■ **Action item**
Filter the records down to the lines that hold the word "JSON", and copy each of those lines.
◇ ◇ ◇
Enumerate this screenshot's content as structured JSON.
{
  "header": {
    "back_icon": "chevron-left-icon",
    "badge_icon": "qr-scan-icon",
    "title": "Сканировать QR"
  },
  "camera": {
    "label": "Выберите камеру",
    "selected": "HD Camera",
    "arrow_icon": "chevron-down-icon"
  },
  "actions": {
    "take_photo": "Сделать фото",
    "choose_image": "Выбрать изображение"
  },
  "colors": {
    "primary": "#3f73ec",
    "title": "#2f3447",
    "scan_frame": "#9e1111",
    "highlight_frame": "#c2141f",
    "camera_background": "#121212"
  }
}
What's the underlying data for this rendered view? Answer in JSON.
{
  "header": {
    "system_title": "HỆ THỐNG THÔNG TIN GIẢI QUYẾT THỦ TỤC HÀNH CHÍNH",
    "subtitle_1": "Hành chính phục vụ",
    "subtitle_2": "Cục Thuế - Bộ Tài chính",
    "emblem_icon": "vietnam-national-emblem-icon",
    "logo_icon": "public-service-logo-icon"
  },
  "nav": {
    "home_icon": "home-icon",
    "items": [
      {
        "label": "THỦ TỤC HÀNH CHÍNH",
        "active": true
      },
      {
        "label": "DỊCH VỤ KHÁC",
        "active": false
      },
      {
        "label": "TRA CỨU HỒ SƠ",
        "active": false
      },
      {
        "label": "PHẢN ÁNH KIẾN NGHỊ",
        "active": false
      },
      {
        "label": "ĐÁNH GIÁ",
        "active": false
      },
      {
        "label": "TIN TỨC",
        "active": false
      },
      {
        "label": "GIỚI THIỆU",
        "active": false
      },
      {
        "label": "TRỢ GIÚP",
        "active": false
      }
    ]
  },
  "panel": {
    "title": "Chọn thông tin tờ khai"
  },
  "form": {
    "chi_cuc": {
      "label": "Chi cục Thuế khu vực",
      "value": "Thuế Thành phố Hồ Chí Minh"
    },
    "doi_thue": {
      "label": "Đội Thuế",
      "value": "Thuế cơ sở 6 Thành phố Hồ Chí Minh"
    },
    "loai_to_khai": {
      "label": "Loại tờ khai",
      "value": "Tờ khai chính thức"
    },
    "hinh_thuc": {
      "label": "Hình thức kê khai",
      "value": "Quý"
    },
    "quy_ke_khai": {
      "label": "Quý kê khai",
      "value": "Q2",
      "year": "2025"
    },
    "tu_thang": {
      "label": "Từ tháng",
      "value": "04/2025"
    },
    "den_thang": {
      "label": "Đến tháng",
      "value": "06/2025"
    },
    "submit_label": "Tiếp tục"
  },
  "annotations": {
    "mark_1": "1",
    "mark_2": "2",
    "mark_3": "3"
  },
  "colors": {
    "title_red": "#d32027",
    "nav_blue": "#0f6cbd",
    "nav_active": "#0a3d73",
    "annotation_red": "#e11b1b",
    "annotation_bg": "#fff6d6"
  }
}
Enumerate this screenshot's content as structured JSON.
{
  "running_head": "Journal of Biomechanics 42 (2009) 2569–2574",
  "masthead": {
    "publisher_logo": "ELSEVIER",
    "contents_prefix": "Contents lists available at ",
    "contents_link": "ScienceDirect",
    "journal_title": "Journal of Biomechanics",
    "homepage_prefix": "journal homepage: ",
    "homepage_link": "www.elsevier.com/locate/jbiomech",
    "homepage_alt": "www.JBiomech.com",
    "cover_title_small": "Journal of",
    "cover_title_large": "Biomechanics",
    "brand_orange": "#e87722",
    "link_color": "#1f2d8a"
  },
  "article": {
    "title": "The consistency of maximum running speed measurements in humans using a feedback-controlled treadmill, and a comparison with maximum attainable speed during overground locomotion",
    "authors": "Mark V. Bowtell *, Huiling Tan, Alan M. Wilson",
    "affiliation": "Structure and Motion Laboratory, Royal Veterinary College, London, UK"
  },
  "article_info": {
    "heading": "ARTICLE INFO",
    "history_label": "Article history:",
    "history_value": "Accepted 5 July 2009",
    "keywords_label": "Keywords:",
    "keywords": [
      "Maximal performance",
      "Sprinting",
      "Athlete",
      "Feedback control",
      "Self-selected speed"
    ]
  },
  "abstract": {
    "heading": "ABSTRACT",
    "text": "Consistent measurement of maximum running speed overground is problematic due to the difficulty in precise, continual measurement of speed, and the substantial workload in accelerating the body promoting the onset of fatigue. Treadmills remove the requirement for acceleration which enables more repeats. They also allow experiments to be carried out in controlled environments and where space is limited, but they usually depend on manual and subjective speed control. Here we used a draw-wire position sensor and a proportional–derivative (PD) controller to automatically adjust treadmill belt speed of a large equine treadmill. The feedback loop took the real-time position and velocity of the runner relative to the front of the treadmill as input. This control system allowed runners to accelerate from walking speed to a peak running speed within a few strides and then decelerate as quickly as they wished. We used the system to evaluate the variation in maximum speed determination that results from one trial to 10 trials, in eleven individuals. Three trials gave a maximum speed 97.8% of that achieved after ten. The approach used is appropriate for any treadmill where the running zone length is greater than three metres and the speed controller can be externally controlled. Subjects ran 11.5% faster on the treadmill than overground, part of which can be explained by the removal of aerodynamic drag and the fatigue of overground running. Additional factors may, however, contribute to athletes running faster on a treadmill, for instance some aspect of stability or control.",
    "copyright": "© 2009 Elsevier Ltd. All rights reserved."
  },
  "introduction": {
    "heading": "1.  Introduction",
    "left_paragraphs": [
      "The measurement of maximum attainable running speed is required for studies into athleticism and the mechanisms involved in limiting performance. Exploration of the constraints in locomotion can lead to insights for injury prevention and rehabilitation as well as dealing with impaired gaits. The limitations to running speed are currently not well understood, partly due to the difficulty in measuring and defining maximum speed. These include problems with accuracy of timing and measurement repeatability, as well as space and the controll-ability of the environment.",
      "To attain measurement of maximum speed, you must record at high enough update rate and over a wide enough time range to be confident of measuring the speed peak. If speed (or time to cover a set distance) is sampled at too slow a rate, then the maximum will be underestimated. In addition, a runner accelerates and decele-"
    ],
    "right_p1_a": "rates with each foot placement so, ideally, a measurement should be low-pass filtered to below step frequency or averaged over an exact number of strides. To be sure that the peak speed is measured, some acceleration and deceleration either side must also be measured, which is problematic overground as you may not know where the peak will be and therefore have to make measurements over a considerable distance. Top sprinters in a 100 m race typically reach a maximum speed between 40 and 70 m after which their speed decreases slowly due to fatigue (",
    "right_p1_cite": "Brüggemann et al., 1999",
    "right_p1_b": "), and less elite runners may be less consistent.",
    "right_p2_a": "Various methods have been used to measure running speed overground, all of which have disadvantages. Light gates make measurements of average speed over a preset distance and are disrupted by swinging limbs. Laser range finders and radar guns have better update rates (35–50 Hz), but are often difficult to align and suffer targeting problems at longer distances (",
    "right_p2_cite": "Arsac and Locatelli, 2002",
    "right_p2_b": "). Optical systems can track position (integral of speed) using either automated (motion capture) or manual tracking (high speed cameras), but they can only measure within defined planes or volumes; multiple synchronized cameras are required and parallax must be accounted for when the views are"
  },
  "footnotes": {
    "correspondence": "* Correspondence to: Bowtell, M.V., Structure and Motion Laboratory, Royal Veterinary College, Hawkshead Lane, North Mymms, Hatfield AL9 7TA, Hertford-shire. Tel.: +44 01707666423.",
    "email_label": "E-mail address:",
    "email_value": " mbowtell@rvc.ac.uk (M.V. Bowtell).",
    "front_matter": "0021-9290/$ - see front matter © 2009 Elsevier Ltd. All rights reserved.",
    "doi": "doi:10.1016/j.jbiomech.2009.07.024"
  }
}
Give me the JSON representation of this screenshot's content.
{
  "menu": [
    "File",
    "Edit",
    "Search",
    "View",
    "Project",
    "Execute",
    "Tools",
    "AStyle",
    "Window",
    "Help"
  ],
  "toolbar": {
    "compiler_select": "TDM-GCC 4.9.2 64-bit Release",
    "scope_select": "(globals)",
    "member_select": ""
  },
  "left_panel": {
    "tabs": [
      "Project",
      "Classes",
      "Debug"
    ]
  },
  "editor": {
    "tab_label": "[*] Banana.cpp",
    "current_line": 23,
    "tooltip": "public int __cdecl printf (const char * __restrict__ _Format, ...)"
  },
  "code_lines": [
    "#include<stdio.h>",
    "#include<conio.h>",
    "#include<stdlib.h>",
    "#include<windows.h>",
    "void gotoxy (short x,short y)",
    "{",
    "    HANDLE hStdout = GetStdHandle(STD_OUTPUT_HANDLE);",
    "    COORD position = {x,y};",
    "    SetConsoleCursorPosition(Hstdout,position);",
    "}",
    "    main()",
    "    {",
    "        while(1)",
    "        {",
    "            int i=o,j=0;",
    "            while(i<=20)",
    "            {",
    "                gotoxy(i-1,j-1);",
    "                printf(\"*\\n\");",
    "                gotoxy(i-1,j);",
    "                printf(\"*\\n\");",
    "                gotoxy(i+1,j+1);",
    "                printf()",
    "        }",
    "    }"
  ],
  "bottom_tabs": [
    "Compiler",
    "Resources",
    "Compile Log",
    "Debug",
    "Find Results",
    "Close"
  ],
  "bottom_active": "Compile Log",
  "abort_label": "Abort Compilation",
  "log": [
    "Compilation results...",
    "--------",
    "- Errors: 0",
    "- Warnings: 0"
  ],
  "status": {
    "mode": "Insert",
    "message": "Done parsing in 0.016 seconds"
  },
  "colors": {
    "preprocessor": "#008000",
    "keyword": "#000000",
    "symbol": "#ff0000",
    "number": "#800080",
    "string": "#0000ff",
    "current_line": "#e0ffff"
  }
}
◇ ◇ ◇
■ **Solution below**
Enumerate this screenshot's content as structured JSON.
What's the underlying data for this rendered view? Answer in JSON.
Enumerate this screenshot's content as structured JSON.
Give me the JSON representation of this screenshot's content.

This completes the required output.